**Task requirements**
Identify all lines in the listing that include the word "host", and copy them out.

**Task data**

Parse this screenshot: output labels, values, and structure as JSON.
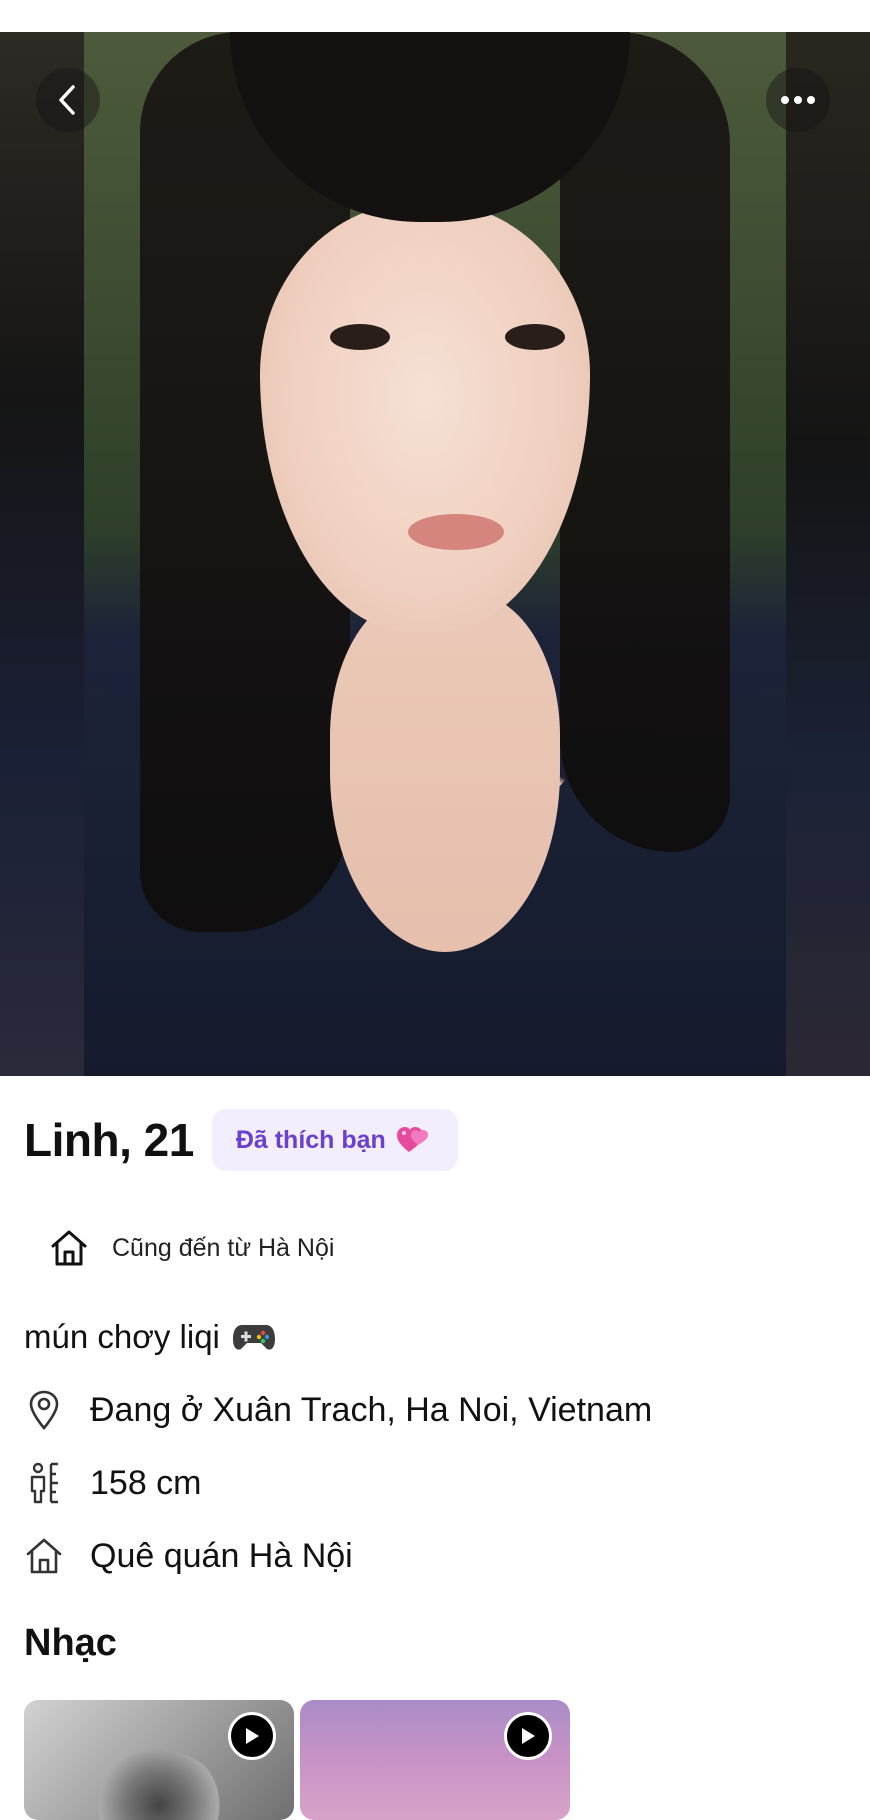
{
  "profile": {
    "name_age": "Linh, 21",
    "liked_badge": "Đã thích bạn",
    "hometown_chip": "Cũng đến từ Hà Nội",
    "bio": "mún chơy liqi",
    "details": [
      {
        "icon": "location-pin-icon",
        "text": "Đang ở Xuân Trach, Ha Noi, Vietnam"
      },
      {
        "icon": "height-icon",
        "text": "158 cm"
      },
      {
        "icon": "home-icon",
        "text": "Quê quán Hà Nội"
      }
    ]
  },
  "music": {
    "title": "Nhạc"
  },
  "icons": {
    "back": "chevron-left-icon",
    "more": "more-horizontal-icon",
    "badge_emoji": "heart-emoji-icon",
    "bio_emoji": "game-controller-icon"
  },
  "colors": {
    "badge_bg": "#f3eefd",
    "badge_text": "#6a3fd2"
  }
}
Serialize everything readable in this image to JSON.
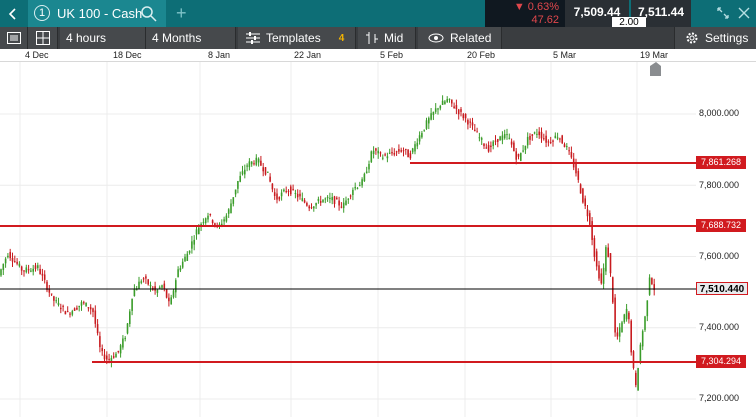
{
  "topbar": {
    "instrument_number": "1",
    "instrument_name": "UK 100 - Cash",
    "change_pct": "▼ 0.63%",
    "change_abs": "47.62",
    "sell_price": "7,509.44",
    "buy_price": "7,511.44",
    "spread": "2.00"
  },
  "toolbar": {
    "interval": "4 hours",
    "range": "4 Months",
    "templates": "Templates",
    "templates_count": "4",
    "price_type": "Mid",
    "related": "Related",
    "settings": "Settings"
  },
  "dates": [
    "4 Dec",
    "18 Dec",
    "8 Jan",
    "22 Jan",
    "5 Feb",
    "20 Feb",
    "5 Mar",
    "19 Mar"
  ],
  "colors": {
    "up": "#3a9c2a",
    "down": "#c81b1f",
    "level": "#d11a1f"
  },
  "chart_data": {
    "type": "candlestick",
    "y_ticks": [
      "8,000.000",
      "7,800.000",
      "7,600.000",
      "7,400.000",
      "7,200.000"
    ],
    "levels": [
      "7,861.268",
      "7,688.732",
      "7,304.294"
    ],
    "current_price": "7,510.440"
  }
}
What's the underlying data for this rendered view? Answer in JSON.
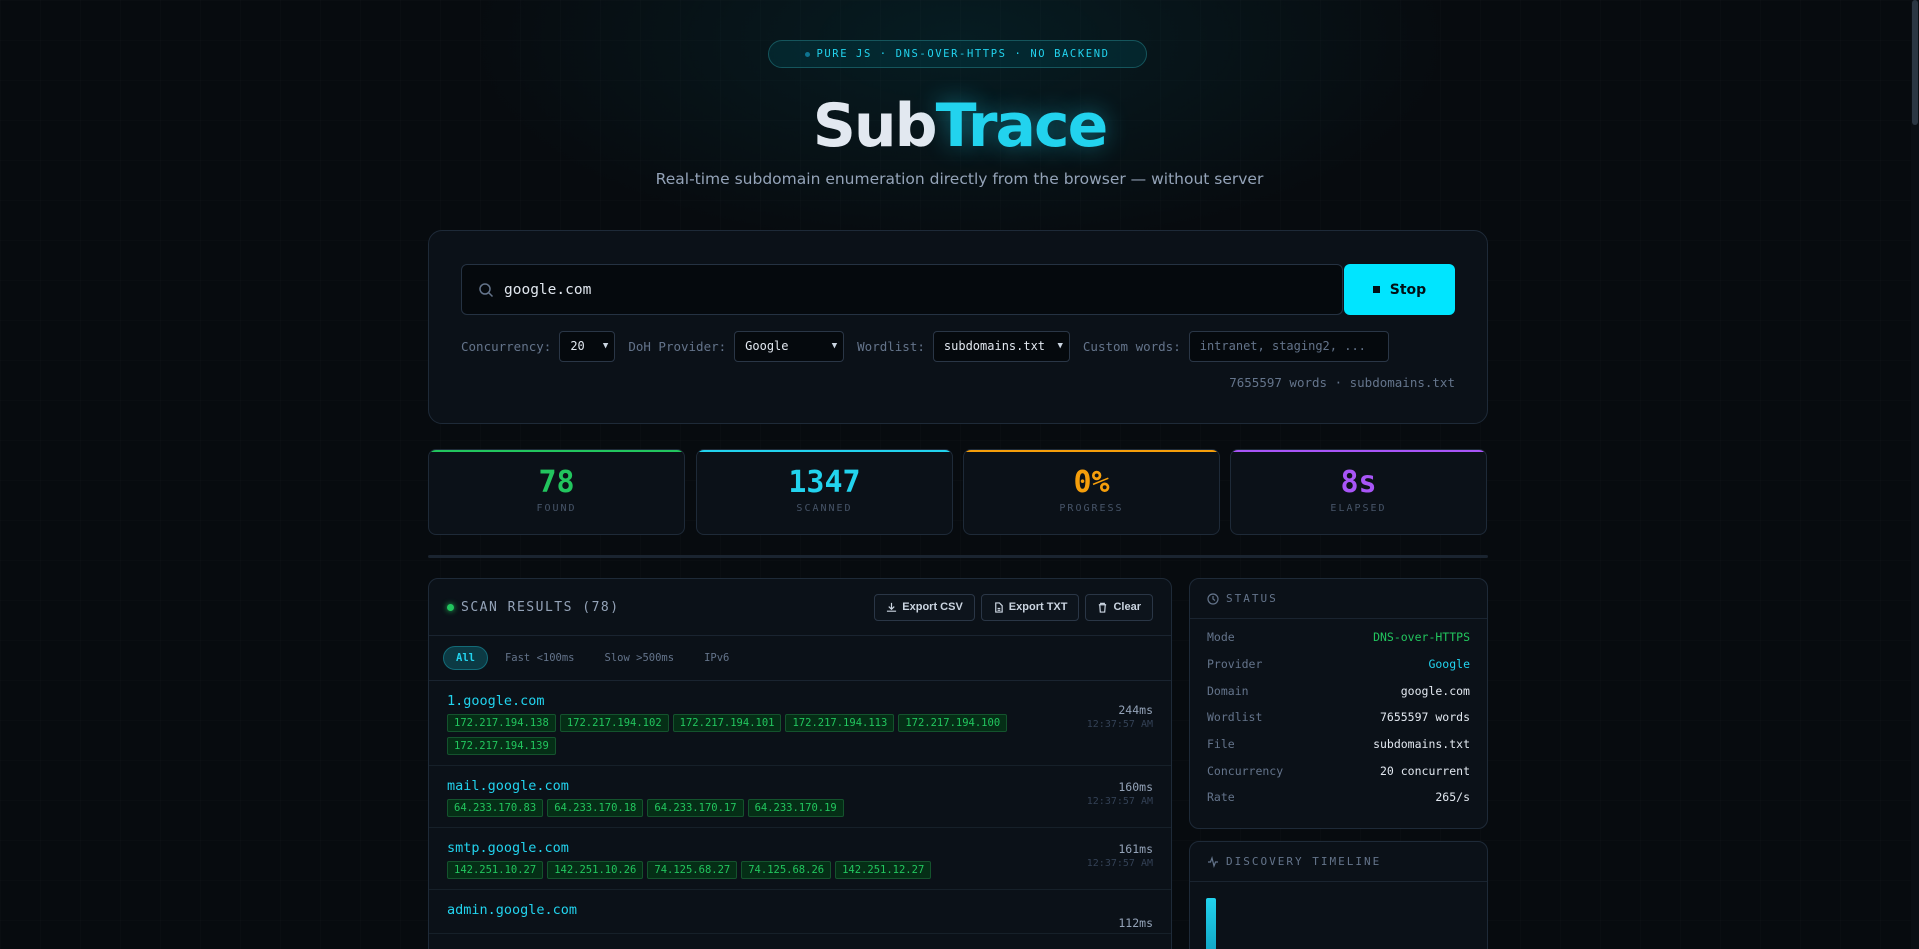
{
  "header": {
    "badge": "PURE JS · DNS-OVER-HTTPS · NO BACKEND",
    "title_part1": "Sub",
    "title_part2": "Trace",
    "subtitle": "Real-time subdomain enumeration directly from the browser — without server"
  },
  "search": {
    "value": "google.com",
    "stop_label": "Stop"
  },
  "options": {
    "concurrency_label": "Concurrency:",
    "concurrency_value": "20",
    "doh_label": "DoH Provider:",
    "doh_value": "Google",
    "wordlist_label": "Wordlist:",
    "wordlist_value": "subdomains.txt",
    "custom_label": "Custom words:",
    "custom_placeholder": "intranet, staging2, ...",
    "word_info": "7655597 words · subdomains.txt"
  },
  "stats": [
    {
      "value": "78",
      "label": "FOUND",
      "color": "#22c55e"
    },
    {
      "value": "1347",
      "label": "SCANNED",
      "color": "#22d3ee"
    },
    {
      "value": "0%",
      "label": "PROGRESS",
      "color": "#f59e0b"
    },
    {
      "value": "8s",
      "label": "ELAPSED",
      "color": "#a855f7"
    }
  ],
  "results": {
    "title": "SCAN RESULTS (78)",
    "export_csv": "Export CSV",
    "export_txt": "Export TXT",
    "clear": "Clear",
    "filters": [
      "All",
      "Fast <100ms",
      "Slow >500ms",
      "IPv6"
    ],
    "rows": [
      {
        "host": "1.google.com",
        "ips": [
          "172.217.194.138",
          "172.217.194.102",
          "172.217.194.101",
          "172.217.194.113",
          "172.217.194.100",
          "172.217.194.139"
        ],
        "ms": "244ms",
        "time": "12:37:57 AM"
      },
      {
        "host": "mail.google.com",
        "ips": [
          "64.233.170.83",
          "64.233.170.18",
          "64.233.170.17",
          "64.233.170.19"
        ],
        "ms": "160ms",
        "time": "12:37:57 AM"
      },
      {
        "host": "smtp.google.com",
        "ips": [
          "142.251.10.27",
          "142.251.10.26",
          "74.125.68.27",
          "74.125.68.26",
          "142.251.12.27"
        ],
        "ms": "161ms",
        "time": "12:37:57 AM"
      },
      {
        "host": "admin.google.com",
        "ips": [],
        "ms": "112ms",
        "time": ""
      }
    ]
  },
  "status": {
    "title": "STATUS",
    "items": [
      {
        "k": "Mode",
        "v": "DNS-over-HTTPS",
        "color": "#22c55e"
      },
      {
        "k": "Provider",
        "v": "Google",
        "color": "#22d3ee"
      },
      {
        "k": "Domain",
        "v": "google.com",
        "color": "#e2e8f0"
      },
      {
        "k": "Wordlist",
        "v": "7655597 words",
        "color": "#e2e8f0"
      },
      {
        "k": "File",
        "v": "subdomains.txt",
        "color": "#e2e8f0"
      },
      {
        "k": "Concurrency",
        "v": "20 concurrent",
        "color": "#e2e8f0"
      },
      {
        "k": "Rate",
        "v": "265/s",
        "color": "#e2e8f0"
      }
    ]
  },
  "timeline": {
    "title": "DISCOVERY TIMELINE"
  }
}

**Response to the exercise**
        "host": "1.google.com",
        "host": "mail.google.com",
        "host": "smtp.google.com",
        "host": "admin.google.com",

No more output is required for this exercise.